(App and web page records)
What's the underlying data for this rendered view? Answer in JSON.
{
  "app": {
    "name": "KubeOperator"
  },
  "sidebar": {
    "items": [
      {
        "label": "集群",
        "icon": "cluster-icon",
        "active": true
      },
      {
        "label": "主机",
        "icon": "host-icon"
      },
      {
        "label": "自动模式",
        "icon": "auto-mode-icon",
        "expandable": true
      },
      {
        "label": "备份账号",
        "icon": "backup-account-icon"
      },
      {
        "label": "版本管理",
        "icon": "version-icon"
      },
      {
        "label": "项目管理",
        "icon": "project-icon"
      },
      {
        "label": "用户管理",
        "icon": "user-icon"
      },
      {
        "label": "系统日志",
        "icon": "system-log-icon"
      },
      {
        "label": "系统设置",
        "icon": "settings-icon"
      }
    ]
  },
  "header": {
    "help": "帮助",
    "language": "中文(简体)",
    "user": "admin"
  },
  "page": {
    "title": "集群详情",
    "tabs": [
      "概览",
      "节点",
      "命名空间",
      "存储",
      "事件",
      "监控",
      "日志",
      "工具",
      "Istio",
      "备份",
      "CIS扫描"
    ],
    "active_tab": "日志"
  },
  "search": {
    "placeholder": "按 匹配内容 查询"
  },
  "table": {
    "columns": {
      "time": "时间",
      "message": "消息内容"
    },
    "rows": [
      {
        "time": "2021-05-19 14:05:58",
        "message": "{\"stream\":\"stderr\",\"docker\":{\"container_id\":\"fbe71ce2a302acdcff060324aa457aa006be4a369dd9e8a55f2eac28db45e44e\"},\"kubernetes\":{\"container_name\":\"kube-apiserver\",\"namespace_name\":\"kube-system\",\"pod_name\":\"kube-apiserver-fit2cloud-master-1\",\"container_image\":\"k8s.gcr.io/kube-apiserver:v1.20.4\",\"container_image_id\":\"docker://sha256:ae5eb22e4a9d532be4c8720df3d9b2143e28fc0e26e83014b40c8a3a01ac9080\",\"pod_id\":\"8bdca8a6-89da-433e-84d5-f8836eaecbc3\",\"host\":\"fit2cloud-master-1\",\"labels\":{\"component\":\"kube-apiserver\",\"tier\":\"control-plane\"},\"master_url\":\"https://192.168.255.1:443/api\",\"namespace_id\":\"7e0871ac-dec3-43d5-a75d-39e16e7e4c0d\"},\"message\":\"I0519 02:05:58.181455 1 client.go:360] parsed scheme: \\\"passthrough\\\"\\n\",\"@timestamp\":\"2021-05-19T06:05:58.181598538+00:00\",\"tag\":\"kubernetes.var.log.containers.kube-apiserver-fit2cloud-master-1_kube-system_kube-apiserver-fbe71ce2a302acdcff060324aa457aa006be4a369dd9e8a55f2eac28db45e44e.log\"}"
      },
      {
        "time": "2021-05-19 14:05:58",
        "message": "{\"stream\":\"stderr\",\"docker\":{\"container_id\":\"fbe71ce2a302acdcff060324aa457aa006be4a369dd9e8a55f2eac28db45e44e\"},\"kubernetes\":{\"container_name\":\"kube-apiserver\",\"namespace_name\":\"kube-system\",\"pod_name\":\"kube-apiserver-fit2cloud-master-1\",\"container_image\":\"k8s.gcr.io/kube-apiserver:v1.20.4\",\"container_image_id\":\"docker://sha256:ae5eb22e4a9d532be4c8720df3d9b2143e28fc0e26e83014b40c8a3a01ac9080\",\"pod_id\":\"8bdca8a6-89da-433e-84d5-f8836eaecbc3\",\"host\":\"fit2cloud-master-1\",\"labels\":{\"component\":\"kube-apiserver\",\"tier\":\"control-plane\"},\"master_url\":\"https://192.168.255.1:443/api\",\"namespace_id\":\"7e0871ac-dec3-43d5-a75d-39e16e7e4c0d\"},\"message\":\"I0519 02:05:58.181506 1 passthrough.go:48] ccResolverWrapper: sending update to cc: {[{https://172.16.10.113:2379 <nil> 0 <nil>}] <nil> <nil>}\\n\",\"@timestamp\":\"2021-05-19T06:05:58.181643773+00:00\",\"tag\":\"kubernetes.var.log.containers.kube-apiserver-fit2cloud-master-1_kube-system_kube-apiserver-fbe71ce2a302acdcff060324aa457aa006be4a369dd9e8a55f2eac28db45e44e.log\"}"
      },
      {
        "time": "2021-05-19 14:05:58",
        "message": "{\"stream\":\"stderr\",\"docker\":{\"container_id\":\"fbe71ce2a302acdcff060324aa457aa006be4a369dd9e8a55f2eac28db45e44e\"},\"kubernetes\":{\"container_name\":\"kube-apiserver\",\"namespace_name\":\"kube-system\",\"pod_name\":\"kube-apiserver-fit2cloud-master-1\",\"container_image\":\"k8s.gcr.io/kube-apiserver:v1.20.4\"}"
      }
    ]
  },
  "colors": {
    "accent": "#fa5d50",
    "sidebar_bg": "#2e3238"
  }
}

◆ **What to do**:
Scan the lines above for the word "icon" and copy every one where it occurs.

◆ **Result of this exercise**:
        "icon": "cluster-icon",
        "icon": "host-icon"
        "icon": "auto-mode-icon",
        "icon": "backup-account-icon"
        "icon": "version-icon"
        "icon": "project-icon"
        "icon": "user-icon"
        "icon": "system-log-icon"
        "icon": "settings-icon"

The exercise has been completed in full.